Neither community really benefits (beyond the "See crazy Uncle Sally over there? The one with the torch and pitchfork? Would you rather work with me or with him?" effect) from the non-consultative "in your face" my way or the highway approach. It can be useful as a last resort, but even then usually carries all kinds of backlash that can end up as a Pyrrhic victory.

The position "because four OC folk were denied access to a small Pride event I shall never again support gay rights for anyone" is a bit beyond the pale. It means you would never be able to work with potential allies, such as Pink Pistols. It means you would have difficulty working with pro-gun Libertarian folks. It is extending ones foot, drawing ones 1911, and opening fire upon the extended appendage. It also fails a fundamental concept of gun safety - target identification.

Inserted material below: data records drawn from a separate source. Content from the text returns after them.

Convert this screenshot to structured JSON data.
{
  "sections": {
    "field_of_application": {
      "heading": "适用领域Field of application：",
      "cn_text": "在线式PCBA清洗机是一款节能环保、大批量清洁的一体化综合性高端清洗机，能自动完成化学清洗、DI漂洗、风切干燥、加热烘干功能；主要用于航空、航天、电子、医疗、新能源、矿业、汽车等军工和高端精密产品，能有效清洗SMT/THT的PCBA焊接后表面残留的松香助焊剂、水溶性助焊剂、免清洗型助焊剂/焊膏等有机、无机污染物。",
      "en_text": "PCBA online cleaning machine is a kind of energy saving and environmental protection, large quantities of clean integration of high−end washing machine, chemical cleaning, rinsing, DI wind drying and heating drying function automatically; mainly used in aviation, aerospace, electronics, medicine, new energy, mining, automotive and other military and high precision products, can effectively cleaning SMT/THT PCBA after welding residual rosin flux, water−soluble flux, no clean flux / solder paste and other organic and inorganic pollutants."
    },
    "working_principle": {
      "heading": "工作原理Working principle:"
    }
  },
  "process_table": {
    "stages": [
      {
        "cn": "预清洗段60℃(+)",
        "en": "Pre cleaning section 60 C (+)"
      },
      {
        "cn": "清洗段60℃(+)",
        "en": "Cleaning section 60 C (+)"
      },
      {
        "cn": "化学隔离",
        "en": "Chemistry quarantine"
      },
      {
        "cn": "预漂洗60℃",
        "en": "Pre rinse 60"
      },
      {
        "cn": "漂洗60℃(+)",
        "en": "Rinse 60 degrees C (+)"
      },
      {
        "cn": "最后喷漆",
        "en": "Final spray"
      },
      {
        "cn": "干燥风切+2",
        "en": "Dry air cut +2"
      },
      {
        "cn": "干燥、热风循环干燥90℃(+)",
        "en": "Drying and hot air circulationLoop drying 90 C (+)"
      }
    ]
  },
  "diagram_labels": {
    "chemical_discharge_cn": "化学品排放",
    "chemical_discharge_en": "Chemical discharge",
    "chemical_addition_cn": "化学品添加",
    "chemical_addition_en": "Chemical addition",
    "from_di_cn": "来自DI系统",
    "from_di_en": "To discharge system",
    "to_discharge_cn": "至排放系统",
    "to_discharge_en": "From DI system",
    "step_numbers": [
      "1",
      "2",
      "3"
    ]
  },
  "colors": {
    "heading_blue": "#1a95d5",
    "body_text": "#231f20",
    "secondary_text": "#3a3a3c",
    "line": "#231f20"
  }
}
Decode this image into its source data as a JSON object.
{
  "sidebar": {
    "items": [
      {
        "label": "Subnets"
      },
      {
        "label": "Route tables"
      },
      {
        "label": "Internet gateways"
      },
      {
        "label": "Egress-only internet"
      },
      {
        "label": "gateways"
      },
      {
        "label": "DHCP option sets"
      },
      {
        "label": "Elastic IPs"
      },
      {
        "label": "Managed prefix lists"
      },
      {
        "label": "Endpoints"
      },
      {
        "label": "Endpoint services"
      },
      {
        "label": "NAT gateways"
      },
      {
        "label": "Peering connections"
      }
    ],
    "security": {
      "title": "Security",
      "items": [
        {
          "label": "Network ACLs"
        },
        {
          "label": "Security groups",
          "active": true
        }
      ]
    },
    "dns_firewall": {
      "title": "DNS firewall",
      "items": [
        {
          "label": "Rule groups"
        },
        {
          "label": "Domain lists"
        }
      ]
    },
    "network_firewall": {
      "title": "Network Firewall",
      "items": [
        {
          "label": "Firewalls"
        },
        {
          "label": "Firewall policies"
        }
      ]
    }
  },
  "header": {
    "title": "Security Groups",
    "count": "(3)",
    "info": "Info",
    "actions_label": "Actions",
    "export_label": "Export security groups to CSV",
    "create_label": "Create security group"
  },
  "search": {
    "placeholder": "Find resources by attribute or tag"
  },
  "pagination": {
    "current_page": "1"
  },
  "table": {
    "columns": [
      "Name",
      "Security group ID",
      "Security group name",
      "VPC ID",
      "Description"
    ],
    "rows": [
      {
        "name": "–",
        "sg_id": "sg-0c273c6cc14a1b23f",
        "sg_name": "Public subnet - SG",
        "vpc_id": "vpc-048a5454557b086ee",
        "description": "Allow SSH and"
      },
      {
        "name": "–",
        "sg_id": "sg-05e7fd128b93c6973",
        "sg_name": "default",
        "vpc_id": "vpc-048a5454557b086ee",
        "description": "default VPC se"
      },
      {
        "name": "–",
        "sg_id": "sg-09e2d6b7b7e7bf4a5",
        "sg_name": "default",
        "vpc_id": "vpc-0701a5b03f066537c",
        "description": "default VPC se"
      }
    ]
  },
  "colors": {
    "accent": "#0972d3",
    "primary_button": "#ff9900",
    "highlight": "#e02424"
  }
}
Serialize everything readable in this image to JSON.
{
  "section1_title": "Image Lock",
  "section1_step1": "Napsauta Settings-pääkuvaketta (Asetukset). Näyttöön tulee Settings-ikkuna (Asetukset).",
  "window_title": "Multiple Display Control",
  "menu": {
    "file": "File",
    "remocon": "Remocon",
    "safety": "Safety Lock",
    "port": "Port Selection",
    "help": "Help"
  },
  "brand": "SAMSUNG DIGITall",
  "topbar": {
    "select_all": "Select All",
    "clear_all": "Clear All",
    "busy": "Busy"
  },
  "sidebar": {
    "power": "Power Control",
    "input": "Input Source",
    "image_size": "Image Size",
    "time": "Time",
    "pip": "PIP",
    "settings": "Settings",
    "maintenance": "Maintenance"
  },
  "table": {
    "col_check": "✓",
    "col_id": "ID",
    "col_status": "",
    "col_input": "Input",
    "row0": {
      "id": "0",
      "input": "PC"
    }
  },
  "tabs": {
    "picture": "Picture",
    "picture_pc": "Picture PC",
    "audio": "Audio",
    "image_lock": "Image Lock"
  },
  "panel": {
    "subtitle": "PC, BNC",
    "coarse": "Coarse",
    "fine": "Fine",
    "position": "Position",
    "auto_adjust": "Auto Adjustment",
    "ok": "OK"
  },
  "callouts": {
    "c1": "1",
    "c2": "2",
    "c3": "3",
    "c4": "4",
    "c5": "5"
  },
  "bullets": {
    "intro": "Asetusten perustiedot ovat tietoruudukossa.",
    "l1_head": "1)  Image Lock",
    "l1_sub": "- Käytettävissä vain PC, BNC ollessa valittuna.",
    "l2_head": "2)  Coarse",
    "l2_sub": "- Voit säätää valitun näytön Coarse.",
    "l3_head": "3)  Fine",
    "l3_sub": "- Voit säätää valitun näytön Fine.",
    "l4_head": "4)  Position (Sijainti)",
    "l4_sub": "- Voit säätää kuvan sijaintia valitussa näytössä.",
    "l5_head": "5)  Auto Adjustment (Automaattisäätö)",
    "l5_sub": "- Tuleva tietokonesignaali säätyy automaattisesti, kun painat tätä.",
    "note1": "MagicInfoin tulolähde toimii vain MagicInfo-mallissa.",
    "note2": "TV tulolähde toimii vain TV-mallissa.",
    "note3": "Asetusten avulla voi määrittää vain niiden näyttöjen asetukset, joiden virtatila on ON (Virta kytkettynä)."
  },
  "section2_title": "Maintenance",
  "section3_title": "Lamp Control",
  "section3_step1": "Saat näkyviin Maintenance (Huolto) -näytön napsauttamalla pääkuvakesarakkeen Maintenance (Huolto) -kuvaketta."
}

A far more productive approach might be to simply show up at the proposed site of the 2016 event for a *obscenely early in the morning picnic* with roughly a 100 or so of your best friends, OC'ing or CC'ing pistols, while wearing Pride shirts or Pink Pistols shirts (PP does not discriminate re orientation - if you shoot safely and not at them, they simply don't care)...and simply decline - politely - to vacate as you are present to attend a public event and to celebrate Pride held in a public place. If pushed, retreat to surrounding sidewalks and begin to pamphlet against bigotry.

Getting inside folks heads can neutralize hostiles, befriend fence-sitters, and build relationships that may be useful in pushing common causes forward.

Wednesday, June 17, 2015

Guilt by Association

For some time now, the vast majority of "mass shooters" have been some variant on "progressive Democrat", and for the most part tetched in some fashion.

Does that mean we should round up Democrats folks of a given political/religious/philosophical bent and keep them in camps for the safety of the general public? Or that we should preemptively incarcerate all mentally ill persons?

Of course not - but this is what our anti-gun opponents would wish on lawful gun-owners: collective punishment for the misdeeds of the few.

Doesn't a tiny part of you whisper "What's good for the goose?"

[Alright. Since I wrote this post based on recollections of some articles from a few months back, it appears that the underlying assumption (or at least the provability thereof) that mass shooters skew (D) has been debunked pending further data. Mea Culpa. The fundamental theme, however, that individual bad acts are, in fact, individual and it is wrong to engage in collective punishment or tar an entire demographic with the actions of a few sick or evil persons remains. So there.]